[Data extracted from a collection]
+---+

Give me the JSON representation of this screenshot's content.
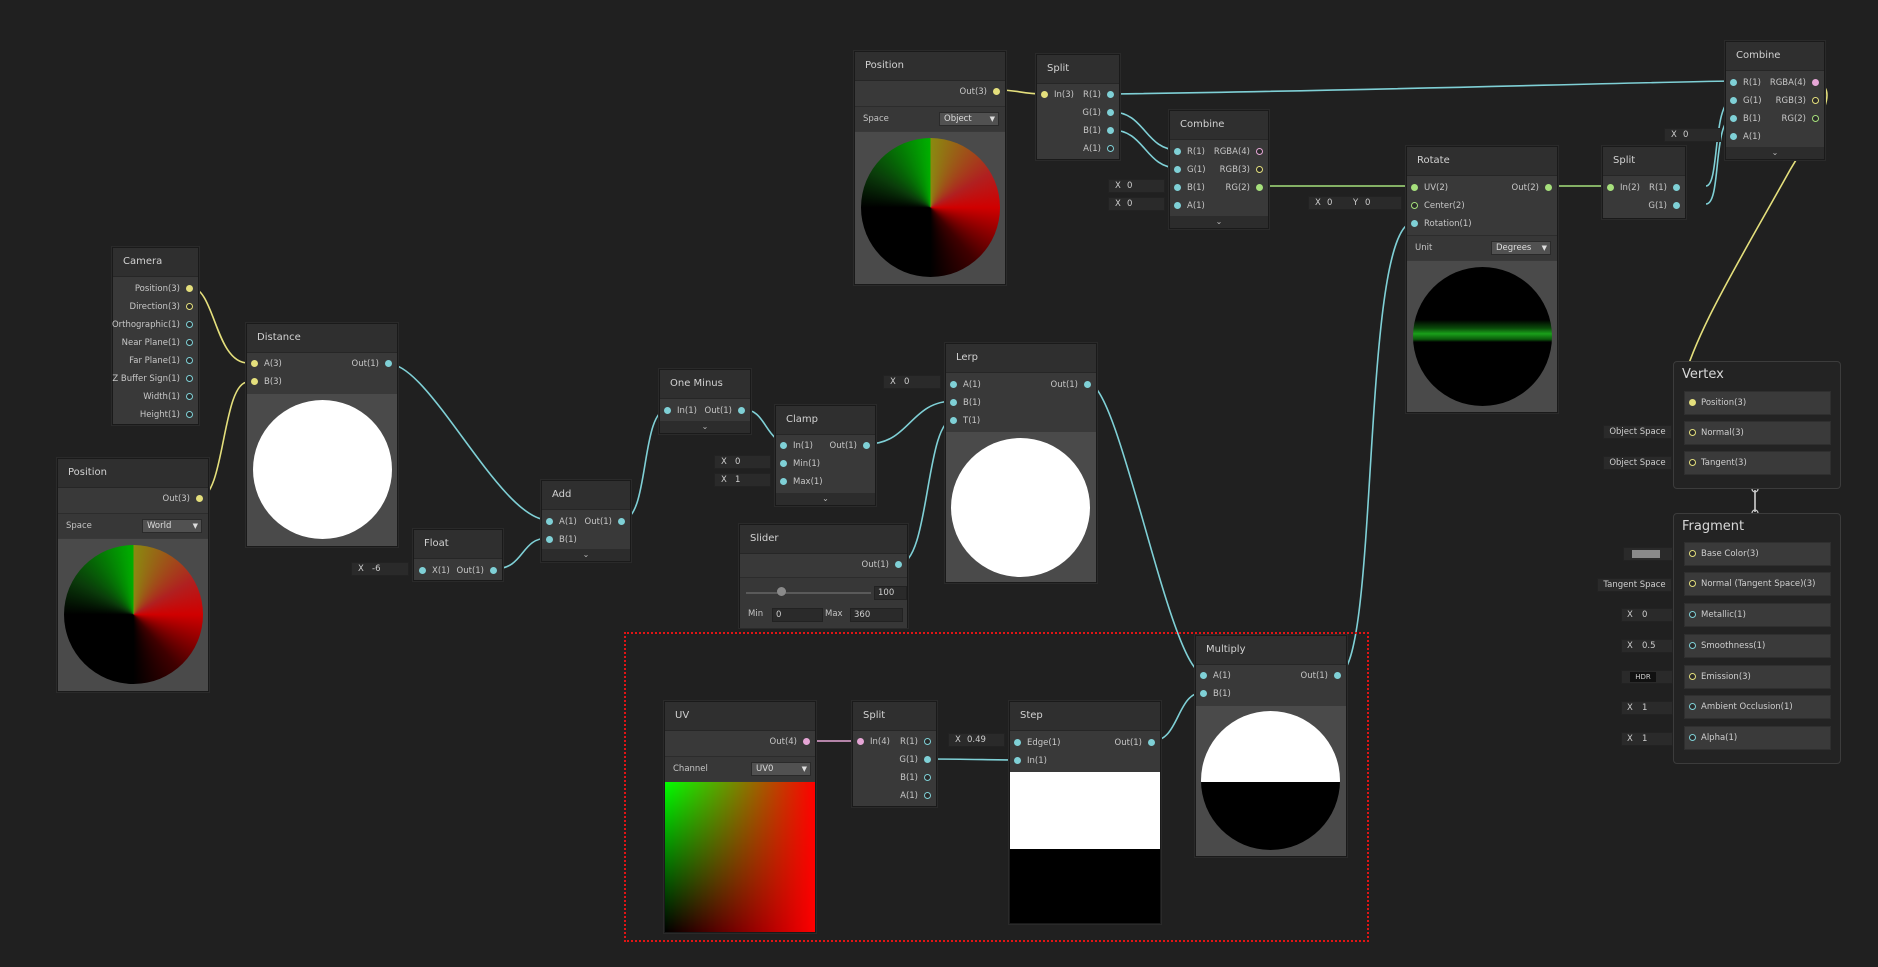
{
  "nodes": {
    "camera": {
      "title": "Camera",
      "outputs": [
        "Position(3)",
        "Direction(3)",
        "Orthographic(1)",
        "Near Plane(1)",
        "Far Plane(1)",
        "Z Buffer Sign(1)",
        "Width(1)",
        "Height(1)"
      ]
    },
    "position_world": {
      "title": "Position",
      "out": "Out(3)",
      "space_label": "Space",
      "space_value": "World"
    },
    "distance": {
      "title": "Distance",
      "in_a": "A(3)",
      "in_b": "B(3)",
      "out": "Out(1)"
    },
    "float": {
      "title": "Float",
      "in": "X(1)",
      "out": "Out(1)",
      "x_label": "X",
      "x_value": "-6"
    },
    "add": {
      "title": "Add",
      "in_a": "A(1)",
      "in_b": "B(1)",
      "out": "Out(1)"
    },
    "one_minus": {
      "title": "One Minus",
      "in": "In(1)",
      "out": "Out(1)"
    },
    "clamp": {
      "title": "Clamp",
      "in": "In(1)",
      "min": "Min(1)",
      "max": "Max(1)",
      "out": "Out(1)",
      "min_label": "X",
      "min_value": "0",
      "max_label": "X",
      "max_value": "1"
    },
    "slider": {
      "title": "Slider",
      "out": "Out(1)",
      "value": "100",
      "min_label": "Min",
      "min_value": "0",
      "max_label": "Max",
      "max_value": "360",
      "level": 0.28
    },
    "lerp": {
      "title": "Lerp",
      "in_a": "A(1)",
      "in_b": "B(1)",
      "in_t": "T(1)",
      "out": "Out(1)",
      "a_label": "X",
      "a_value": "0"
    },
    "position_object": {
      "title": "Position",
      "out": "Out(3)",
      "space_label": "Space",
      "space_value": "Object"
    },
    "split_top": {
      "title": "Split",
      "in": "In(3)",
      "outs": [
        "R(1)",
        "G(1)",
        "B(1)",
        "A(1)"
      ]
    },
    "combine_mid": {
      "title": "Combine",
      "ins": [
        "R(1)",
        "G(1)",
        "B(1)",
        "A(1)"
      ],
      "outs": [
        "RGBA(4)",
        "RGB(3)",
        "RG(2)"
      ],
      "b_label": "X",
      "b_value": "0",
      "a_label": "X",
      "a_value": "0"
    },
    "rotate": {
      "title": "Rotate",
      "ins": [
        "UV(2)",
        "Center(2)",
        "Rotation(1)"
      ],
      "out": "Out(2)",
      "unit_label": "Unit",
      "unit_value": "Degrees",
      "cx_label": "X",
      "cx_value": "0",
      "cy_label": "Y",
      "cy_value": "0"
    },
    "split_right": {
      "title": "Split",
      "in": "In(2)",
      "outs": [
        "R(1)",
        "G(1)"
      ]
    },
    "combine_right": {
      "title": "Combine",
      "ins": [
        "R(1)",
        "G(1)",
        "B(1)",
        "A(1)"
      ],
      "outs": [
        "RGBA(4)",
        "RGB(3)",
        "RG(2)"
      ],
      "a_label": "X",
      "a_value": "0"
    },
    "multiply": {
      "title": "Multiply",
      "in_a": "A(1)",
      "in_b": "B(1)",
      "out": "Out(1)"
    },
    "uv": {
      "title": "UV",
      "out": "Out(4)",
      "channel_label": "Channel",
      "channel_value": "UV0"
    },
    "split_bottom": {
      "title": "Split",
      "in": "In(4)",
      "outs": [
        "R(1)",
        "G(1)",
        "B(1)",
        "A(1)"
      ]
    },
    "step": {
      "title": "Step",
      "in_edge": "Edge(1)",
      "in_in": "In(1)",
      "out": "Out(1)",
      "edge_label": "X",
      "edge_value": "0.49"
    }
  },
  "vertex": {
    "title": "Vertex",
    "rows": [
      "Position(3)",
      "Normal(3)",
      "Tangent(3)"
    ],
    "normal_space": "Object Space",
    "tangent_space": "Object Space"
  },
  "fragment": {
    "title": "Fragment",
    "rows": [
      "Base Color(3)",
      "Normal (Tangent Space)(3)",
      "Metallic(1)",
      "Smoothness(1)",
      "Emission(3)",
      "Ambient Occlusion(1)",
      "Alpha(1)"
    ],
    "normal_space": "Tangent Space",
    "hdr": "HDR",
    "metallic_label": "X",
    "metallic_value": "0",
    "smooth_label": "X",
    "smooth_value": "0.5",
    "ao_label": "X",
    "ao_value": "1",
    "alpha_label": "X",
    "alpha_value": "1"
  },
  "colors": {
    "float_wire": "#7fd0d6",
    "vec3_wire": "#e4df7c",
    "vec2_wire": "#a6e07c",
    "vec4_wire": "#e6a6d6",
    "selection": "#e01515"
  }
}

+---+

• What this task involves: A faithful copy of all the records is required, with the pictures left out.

• Exercise output:
Give me the JSON representation of this screenshot's content.
{
  "nodes": {
    "camera": {
      "title": "Camera",
      "outputs": [
        "Position(3)",
        "Direction(3)",
        "Orthographic(1)",
        "Near Plane(1)",
        "Far Plane(1)",
        "Z Buffer Sign(1)",
        "Width(1)",
        "Height(1)"
      ]
    },
    "position_world": {
      "title": "Position",
      "out": "Out(3)",
      "space_label": "Space",
      "space_value": "World"
    },
    "distance": {
      "title": "Distance",
      "in_a": "A(3)",
      "in_b": "B(3)",
      "out": "Out(1)"
    },
    "float": {
      "title": "Float",
      "in": "X(1)",
      "out": "Out(1)",
      "x_label": "X",
      "x_value": "-6"
    },
    "add": {
      "title": "Add",
      "in_a": "A(1)",
      "in_b": "B(1)",
      "out": "Out(1)"
    },
    "one_minus": {
      "title": "One Minus",
      "in": "In(1)",
      "out": "Out(1)"
    },
    "clamp": {
      "title": "Clamp",
      "in": "In(1)",
      "min": "Min(1)",
      "max": "Max(1)",
      "out": "Out(1)",
      "min_label": "X",
      "min_value": "0",
      "max_label": "X",
      "max_value": "1"
    },
    "slider": {
      "title": "Slider",
      "out": "Out(1)",
      "value": "100",
      "min_label": "Min",
      "min_value": "0",
      "max_label": "Max",
      "max_value": "360",
      "level": 0.28
    },
    "lerp": {
      "title": "Lerp",
      "in_a": "A(1)",
      "in_b": "B(1)",
      "in_t": "T(1)",
      "out": "Out(1)",
      "a_label": "X",
      "a_value": "0"
    },
    "position_object": {
      "title": "Position",
      "out": "Out(3)",
      "space_label": "Space",
      "space_value": "Object"
    },
    "split_top": {
      "title": "Split",
      "in": "In(3)",
      "outs": [
        "R(1)",
        "G(1)",
        "B(1)",
        "A(1)"
      ]
    },
    "combine_mid": {
      "title": "Combine",
      "ins": [
        "R(1)",
        "G(1)",
        "B(1)",
        "A(1)"
      ],
      "outs": [
        "RGBA(4)",
        "RGB(3)",
        "RG(2)"
      ],
      "b_label": "X",
      "b_value": "0",
      "a_label": "X",
      "a_value": "0"
    },
    "rotate": {
      "title": "Rotate",
      "ins": [
        "UV(2)",
        "Center(2)",
        "Rotation(1)"
      ],
      "out": "Out(2)",
      "unit_label": "Unit",
      "unit_value": "Degrees",
      "cx_label": "X",
      "cx_value": "0",
      "cy_label": "Y",
      "cy_value": "0"
    },
    "split_right": {
      "title": "Split",
      "in": "In(2)",
      "outs": [
        "R(1)",
        "G(1)"
      ]
    },
    "combine_right": {
      "title": "Combine",
      "ins": [
        "R(1)",
        "G(1)",
        "B(1)",
        "A(1)"
      ],
      "outs": [
        "RGBA(4)",
        "RGB(3)",
        "RG(2)"
      ],
      "a_label": "X",
      "a_value": "0"
    },
    "multiply": {
      "title": "Multiply",
      "in_a": "A(1)",
      "in_b": "B(1)",
      "out": "Out(1)"
    },
    "uv": {
      "title": "UV",
      "out": "Out(4)",
      "channel_label": "Channel",
      "channel_value": "UV0"
    },
    "split_bottom": {
      "title": "Split",
      "in": "In(4)",
      "outs": [
        "R(1)",
        "G(1)",
        "B(1)",
        "A(1)"
      ]
    },
    "step": {
      "title": "Step",
      "in_edge": "Edge(1)",
      "in_in": "In(1)",
      "out": "Out(1)",
      "edge_label": "X",
      "edge_value": "0.49"
    }
  },
  "vertex": {
    "title": "Vertex",
    "rows": [
      "Position(3)",
      "Normal(3)",
      "Tangent(3)"
    ],
    "normal_space": "Object Space",
    "tangent_space": "Object Space"
  },
  "fragment": {
    "title": "Fragment",
    "rows": [
      "Base Color(3)",
      "Normal (Tangent Space)(3)",
      "Metallic(1)",
      "Smoothness(1)",
      "Emission(3)",
      "Ambient Occlusion(1)",
      "Alpha(1)"
    ],
    "normal_space": "Tangent Space",
    "hdr": "HDR",
    "metallic_label": "X",
    "metallic_value": "0",
    "smooth_label": "X",
    "smooth_value": "0.5",
    "ao_label": "X",
    "ao_value": "1",
    "alpha_label": "X",
    "alpha_value": "1"
  },
  "colors": {
    "float_wire": "#7fd0d6",
    "vec3_wire": "#e4df7c",
    "vec2_wire": "#a6e07c",
    "vec4_wire": "#e6a6d6",
    "selection": "#e01515"
  }
}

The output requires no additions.